Campbell should be as well known as her colleague Jane Addams and her protégé Charlotte Perkins Gilman. Campbell was a prolific novelist, reporter, theorist, and activist. She was an extraordinary intellectual pioneer, not just because she was a female economist in an almost exclusively male field, but because she approached serious structural questions by starting from working people’s actual household budgets — an Elizabeth Warren of her day, but who of course could neither vote nor run for elected office.
In any case, instead of making herself the reader’s tour guide to the slums, as so many of her fellow reformers did, she wrote herself into reform activism as a guest in the McAuleys’ world. She suggested that a middle-class person cannot have the eyes to see this world until he or she has undergone a personal conversion of the kind that facilitates such humility. She experienced the poor drunkards’ conversion testimonies as the inspiration for such change. She saw the McAuleys’ commitment to universal spiritual equality as a model for a genuinely democratic understanding of economic forces and their effects. The enlightened self-interest they taught her runs through and links the long traditions of recovery and social idealism in the 20th century, from these stories’ direct influence on William James all the way to the writings of Anne Lamott and David Foster Wallace.
Every research project leaves some stones unturned. What stone are you most curious to see turned over soon?
I would like to make up for my book’s neglect of the Washingtonians by learning more about their influence on the temperance societies and revival movements of the decades between their heyday and the rise of the rescue mission movement. How much, for example, did Washingtonian testimonial techniques, social contagion, and working-class mutual aid survive to influence the evangelical conversion testimonies around which the rescue missions were structured?
I also would like to see a more thorough investigation of the relationship between evangelical culture and socialist conversion narrative. Did, for example, socialist conversion stories simply borrow Christian tropes to model change or were they more often products of millenarian Christians who saw socialism as the coming divine dispensation?
And, finally, I would like to look more closely at recovery stories associated with radical movements, such as Malcolm X’s. In my book I associated “mainstream” sobriety movements with periods of socioeconomic reorganization — during which “dissolution” was a real danger for more people and in which people craved stories of redemption and reinvention. But radical movements have also often included foundational recovery stories and calls for sobriety, in ways that I think may have more to tell us about the deep connections between addiction and social relations.
BONUS QUESTION: In an audio version of this book, who should provide the narration?

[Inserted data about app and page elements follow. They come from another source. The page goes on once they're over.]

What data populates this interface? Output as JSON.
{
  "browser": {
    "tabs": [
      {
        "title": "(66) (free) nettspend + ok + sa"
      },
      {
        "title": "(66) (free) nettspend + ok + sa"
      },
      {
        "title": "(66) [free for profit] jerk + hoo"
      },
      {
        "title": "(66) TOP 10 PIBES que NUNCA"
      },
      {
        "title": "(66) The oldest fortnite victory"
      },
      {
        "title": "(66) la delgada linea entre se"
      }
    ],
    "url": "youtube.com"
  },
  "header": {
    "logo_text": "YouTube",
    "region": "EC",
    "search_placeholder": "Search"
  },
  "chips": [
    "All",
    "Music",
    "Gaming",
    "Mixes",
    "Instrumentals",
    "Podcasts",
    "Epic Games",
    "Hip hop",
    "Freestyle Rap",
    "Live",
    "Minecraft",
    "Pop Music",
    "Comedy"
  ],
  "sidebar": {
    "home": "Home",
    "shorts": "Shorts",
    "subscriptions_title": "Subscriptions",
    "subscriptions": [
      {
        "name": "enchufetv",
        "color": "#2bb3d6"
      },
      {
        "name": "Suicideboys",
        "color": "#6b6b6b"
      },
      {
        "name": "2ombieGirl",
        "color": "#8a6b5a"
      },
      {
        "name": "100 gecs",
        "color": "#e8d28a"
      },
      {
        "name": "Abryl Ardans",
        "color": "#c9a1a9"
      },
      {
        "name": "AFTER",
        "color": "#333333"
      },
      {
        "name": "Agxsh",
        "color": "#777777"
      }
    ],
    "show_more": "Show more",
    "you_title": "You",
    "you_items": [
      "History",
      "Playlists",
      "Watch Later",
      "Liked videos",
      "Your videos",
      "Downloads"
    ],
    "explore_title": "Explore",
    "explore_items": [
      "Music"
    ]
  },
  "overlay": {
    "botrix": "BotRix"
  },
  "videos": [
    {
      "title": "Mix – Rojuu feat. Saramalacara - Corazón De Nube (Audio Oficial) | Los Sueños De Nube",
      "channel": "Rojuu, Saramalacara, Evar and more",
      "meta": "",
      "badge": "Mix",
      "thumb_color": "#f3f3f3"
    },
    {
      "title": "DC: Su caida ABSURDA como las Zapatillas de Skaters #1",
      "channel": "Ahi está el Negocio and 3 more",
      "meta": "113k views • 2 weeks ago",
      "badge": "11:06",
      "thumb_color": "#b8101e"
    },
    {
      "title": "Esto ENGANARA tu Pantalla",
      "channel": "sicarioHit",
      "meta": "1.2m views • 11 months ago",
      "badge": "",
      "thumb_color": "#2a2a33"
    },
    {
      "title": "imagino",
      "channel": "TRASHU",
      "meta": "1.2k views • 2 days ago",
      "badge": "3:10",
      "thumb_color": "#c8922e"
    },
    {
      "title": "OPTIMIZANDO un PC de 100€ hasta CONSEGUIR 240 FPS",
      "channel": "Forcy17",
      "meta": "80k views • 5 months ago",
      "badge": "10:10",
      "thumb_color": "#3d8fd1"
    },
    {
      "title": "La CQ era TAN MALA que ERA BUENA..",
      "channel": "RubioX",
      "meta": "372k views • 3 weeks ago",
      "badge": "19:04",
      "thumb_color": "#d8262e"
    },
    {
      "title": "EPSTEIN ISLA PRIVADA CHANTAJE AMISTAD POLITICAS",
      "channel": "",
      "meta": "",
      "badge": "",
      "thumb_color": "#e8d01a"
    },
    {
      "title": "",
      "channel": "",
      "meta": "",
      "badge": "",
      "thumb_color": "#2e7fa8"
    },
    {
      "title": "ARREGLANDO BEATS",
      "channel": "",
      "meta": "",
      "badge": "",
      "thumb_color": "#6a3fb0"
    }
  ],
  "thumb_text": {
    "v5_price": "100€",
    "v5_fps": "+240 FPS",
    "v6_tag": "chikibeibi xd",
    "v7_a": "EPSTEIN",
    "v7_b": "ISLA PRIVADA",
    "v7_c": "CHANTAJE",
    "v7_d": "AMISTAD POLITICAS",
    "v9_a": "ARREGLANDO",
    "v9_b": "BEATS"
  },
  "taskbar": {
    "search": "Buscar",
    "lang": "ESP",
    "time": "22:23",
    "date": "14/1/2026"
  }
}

Nathan Lane, because he has recently played Hickey in Eugene O’Neill’s The Iceman Cometh. In a chapter of the book I detail this play’s excavation of the “culture of the saloon and the mission” and the way Hickey’s voice ranges across its different registers, from the hardboiled to the holy-roller.